◆ YOUR TASK
Lines of the material that include the string "Raises" should be returned.

───── GIVEN DATA

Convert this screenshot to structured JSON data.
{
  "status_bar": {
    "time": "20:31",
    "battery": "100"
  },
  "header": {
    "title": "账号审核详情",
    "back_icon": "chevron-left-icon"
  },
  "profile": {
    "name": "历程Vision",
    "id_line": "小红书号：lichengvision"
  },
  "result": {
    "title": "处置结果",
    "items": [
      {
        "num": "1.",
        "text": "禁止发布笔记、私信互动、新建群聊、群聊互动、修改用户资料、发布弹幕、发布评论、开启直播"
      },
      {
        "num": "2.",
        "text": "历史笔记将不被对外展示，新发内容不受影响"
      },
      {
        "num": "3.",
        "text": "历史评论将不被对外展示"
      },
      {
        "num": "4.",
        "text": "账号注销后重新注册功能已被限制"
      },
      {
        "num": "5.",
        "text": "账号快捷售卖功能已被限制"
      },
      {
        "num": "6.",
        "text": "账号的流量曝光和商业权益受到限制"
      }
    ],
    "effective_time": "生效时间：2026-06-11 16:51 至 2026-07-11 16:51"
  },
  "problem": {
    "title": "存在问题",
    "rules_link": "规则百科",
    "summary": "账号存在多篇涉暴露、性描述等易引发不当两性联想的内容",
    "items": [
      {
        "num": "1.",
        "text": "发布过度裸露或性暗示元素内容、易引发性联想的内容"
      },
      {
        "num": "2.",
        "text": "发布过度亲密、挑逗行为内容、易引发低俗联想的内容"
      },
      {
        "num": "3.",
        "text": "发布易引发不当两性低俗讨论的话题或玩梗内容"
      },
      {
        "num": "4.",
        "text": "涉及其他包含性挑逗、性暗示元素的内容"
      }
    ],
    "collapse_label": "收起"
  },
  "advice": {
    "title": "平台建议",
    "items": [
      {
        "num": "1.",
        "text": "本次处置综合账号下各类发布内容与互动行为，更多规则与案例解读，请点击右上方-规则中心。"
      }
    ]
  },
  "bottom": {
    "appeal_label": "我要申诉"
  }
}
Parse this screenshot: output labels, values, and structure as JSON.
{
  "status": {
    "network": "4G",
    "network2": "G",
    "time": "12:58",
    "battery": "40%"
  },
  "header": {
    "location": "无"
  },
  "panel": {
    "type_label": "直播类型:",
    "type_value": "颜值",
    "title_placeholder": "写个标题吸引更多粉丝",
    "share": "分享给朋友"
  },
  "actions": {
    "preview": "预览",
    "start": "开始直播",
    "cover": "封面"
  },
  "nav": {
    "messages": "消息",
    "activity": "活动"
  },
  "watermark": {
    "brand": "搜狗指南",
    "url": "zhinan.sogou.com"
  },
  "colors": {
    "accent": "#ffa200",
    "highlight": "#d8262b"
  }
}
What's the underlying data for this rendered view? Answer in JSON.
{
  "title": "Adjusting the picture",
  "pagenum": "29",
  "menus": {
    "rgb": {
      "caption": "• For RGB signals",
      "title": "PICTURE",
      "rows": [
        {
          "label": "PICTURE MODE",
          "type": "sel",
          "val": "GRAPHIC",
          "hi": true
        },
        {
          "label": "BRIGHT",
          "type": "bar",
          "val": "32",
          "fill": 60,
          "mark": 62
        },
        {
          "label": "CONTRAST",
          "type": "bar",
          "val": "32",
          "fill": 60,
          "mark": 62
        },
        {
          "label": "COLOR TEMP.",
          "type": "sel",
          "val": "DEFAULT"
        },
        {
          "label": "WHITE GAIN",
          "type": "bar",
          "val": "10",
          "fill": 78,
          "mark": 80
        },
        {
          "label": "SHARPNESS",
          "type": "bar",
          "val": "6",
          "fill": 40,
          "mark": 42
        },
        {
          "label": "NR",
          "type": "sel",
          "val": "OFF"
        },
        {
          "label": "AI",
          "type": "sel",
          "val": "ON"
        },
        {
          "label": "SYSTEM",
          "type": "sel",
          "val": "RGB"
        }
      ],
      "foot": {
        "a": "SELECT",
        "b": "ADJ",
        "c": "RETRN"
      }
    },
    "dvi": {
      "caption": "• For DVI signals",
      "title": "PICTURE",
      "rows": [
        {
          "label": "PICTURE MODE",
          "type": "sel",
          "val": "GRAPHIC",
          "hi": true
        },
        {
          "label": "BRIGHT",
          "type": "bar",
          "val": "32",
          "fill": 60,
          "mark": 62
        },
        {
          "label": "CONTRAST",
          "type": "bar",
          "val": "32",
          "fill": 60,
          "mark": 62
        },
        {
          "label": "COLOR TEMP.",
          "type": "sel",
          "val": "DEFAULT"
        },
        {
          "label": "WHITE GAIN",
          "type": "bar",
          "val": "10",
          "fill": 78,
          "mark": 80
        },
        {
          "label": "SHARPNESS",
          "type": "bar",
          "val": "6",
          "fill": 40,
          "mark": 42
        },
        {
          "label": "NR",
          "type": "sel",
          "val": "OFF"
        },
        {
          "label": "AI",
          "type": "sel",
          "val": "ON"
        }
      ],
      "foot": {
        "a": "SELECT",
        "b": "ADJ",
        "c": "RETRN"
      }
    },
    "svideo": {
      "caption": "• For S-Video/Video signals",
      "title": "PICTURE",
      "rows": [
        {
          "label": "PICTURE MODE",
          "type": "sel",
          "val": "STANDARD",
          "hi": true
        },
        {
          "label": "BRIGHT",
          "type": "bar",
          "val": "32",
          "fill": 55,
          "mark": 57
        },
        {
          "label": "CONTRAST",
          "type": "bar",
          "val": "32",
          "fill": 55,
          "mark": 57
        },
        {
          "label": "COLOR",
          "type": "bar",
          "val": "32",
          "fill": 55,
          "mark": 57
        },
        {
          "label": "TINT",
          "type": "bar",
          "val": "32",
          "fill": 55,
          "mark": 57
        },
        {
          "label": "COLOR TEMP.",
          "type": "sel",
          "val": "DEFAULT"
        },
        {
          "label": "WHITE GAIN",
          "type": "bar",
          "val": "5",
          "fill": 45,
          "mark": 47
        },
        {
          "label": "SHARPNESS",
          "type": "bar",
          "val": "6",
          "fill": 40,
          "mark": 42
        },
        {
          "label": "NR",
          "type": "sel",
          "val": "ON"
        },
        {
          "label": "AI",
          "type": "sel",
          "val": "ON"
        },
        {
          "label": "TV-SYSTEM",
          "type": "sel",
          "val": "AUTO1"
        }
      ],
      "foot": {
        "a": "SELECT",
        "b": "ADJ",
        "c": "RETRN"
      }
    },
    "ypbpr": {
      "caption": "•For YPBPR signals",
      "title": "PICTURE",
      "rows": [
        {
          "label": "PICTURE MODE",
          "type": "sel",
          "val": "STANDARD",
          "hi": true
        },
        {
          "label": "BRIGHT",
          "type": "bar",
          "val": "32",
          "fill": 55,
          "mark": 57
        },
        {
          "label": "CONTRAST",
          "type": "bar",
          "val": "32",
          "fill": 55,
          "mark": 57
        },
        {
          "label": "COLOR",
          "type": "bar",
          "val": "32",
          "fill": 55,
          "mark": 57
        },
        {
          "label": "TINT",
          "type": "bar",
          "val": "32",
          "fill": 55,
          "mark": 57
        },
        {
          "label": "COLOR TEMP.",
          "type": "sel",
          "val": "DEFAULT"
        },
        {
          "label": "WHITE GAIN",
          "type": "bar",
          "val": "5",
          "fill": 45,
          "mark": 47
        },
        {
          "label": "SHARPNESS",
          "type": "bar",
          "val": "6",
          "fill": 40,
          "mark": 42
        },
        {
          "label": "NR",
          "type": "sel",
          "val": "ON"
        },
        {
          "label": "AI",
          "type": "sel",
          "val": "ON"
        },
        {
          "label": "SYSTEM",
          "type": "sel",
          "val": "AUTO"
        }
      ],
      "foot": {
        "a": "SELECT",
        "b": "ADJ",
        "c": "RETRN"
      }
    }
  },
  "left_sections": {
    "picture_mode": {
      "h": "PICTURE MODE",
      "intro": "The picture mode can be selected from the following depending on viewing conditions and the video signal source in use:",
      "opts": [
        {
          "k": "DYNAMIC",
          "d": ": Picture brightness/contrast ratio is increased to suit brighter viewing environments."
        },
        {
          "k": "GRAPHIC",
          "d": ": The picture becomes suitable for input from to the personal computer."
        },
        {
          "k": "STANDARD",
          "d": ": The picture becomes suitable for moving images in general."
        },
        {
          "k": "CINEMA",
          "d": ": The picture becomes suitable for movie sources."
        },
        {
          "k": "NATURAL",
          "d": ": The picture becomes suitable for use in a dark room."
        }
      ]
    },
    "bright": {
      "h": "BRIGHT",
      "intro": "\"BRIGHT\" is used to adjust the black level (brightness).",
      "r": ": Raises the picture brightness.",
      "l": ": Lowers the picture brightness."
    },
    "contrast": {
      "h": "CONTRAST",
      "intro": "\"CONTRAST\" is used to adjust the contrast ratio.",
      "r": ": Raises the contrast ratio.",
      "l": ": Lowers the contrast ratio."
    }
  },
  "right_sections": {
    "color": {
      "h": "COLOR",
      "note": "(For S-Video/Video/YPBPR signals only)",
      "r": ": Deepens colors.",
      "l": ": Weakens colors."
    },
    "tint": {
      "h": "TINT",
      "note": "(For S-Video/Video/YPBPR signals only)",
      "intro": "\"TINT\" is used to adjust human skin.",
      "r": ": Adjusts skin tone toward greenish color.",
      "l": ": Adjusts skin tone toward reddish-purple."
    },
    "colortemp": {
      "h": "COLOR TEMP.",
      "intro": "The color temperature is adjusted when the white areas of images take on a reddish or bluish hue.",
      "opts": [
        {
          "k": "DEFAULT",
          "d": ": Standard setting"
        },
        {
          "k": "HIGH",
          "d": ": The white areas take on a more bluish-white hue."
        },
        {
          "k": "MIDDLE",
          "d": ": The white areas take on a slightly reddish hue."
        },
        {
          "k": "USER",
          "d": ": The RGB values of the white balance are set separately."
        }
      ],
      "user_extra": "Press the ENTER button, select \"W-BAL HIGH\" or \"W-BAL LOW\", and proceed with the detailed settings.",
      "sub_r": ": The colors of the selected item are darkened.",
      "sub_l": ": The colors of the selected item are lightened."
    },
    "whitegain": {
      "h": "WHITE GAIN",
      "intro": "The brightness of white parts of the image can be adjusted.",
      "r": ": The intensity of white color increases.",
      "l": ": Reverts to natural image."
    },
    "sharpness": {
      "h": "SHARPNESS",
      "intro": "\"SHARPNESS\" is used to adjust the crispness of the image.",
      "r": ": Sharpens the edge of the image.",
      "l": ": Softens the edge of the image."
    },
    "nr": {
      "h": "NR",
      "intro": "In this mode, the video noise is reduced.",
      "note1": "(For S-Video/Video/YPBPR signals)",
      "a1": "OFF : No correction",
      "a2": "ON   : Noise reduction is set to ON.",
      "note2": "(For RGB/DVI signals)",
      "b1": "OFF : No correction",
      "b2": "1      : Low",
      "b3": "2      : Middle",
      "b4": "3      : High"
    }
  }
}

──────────

◆ RESULT FOR THIS TASK
      "r": ": Raises the picture brightness.",
      "r": ": Raises the contrast ratio.",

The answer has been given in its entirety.